Problem statement: Work out how many lines in these entries include the string "processing", and give only that figure.

Source data:

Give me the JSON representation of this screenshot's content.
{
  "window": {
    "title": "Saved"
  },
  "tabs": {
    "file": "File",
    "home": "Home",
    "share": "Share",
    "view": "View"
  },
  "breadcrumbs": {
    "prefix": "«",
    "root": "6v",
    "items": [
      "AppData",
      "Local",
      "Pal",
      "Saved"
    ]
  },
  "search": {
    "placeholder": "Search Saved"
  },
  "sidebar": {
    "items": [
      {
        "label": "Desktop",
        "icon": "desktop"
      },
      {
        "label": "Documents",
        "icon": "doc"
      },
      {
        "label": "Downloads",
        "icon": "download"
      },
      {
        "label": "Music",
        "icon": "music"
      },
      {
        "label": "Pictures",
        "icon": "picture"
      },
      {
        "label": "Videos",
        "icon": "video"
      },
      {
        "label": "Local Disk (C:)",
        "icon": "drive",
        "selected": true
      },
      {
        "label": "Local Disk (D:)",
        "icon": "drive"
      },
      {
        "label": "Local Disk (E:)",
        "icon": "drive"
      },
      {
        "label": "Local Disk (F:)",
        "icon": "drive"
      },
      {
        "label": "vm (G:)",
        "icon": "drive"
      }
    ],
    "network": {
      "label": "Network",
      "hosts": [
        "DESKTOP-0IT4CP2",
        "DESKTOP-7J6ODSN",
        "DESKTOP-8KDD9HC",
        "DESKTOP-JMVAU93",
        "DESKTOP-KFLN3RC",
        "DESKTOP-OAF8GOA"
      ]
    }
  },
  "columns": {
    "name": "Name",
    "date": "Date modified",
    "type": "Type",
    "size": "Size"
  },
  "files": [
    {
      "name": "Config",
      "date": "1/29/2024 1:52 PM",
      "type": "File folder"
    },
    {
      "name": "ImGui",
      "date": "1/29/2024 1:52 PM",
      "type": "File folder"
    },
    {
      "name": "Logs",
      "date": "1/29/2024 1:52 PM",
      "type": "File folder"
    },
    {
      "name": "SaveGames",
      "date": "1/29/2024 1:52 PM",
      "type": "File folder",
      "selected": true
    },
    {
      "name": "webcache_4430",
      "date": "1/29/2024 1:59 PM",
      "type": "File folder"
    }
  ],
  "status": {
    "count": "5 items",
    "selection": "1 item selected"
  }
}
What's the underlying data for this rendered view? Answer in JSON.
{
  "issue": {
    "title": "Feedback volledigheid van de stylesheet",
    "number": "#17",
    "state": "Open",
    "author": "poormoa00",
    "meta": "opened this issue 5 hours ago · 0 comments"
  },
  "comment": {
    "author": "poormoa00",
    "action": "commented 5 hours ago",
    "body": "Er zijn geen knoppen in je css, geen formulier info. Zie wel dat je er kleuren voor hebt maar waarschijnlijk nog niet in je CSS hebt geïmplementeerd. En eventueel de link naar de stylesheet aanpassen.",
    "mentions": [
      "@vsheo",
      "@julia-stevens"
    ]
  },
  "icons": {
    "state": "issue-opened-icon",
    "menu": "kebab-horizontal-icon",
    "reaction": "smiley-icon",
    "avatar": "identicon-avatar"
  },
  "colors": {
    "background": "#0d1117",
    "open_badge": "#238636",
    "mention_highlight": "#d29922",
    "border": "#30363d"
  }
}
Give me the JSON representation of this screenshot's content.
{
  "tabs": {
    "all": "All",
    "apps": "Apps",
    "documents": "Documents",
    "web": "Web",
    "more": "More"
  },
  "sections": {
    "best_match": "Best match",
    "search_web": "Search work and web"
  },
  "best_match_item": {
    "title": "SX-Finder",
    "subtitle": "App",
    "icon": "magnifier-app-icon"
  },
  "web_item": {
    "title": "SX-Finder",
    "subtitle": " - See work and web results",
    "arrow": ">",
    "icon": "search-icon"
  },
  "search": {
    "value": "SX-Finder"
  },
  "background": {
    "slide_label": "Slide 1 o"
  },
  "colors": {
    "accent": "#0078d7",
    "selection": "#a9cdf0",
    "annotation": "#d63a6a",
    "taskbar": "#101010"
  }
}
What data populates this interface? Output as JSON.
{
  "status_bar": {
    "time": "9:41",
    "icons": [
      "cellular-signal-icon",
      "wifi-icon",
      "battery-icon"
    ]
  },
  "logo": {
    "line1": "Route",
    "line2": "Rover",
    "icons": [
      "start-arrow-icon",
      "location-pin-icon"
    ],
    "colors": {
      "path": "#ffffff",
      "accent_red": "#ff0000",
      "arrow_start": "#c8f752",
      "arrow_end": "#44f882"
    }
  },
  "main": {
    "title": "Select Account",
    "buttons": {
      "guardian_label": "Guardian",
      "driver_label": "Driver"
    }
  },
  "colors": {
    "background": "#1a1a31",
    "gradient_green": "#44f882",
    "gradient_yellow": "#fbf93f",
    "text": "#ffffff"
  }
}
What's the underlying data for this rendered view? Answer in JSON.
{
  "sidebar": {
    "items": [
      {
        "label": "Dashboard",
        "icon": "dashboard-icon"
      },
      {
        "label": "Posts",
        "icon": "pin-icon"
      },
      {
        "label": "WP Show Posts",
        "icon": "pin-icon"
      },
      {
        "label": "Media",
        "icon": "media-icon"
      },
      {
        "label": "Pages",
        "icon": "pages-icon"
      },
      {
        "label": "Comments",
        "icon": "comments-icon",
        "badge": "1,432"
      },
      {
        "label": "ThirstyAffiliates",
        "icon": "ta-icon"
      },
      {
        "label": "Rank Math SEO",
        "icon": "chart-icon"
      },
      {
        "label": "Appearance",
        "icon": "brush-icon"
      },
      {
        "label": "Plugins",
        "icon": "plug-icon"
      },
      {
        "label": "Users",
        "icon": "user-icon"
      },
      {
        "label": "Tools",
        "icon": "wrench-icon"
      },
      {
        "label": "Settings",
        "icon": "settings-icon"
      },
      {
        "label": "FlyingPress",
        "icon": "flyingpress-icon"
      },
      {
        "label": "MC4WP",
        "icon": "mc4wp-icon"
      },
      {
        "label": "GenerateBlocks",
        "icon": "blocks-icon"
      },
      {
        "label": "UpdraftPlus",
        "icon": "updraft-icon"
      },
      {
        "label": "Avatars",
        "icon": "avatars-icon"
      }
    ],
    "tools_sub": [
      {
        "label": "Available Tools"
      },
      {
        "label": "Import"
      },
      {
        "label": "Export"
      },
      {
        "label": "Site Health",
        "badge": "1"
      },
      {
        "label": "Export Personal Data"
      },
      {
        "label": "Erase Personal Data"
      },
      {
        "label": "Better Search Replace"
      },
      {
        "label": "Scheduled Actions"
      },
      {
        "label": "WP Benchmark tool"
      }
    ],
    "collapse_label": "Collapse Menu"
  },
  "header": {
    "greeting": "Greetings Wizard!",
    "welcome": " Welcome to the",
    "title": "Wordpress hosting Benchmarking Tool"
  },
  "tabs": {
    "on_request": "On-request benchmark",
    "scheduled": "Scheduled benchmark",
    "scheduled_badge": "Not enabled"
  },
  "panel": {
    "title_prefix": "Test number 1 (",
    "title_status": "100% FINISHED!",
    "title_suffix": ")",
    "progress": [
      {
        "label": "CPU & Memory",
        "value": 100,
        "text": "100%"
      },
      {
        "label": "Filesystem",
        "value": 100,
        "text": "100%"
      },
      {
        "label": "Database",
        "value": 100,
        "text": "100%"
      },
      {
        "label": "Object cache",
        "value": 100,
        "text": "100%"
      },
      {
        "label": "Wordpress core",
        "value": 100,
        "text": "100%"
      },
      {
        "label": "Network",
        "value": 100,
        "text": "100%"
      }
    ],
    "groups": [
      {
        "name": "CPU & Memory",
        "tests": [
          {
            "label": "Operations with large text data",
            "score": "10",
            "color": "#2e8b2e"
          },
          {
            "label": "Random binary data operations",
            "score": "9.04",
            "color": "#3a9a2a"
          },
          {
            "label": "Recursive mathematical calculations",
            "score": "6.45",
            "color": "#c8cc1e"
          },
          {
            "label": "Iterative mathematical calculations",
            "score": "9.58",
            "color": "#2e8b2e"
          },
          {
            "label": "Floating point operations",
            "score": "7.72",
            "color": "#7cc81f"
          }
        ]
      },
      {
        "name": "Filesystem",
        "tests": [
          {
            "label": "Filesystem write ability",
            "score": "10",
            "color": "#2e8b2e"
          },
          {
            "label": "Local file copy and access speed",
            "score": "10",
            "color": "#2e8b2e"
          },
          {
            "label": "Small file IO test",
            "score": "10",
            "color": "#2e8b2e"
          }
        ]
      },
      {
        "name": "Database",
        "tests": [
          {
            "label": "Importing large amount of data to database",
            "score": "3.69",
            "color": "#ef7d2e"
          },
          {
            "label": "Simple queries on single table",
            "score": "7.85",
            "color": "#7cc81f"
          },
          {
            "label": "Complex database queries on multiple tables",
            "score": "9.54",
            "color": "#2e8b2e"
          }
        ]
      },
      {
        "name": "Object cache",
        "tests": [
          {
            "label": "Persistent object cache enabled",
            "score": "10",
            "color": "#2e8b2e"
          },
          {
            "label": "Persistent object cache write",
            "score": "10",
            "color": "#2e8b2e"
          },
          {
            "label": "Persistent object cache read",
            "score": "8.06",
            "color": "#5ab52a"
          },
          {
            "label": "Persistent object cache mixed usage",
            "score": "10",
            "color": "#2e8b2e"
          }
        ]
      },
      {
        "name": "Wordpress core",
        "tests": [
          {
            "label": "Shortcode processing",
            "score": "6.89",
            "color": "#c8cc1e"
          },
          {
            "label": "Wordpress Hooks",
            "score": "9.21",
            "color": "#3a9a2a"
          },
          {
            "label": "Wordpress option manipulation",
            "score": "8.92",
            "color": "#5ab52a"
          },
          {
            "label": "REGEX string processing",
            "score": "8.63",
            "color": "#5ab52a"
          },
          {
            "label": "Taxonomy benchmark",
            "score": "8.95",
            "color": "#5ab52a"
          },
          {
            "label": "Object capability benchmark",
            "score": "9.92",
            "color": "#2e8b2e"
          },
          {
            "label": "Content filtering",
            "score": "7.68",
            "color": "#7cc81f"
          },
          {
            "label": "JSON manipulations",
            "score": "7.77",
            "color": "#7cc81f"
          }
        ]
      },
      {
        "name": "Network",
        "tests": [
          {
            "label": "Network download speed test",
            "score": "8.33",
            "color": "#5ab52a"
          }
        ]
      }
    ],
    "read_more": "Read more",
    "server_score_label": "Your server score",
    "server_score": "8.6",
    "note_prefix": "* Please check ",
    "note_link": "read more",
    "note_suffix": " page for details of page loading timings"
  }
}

Output below: 2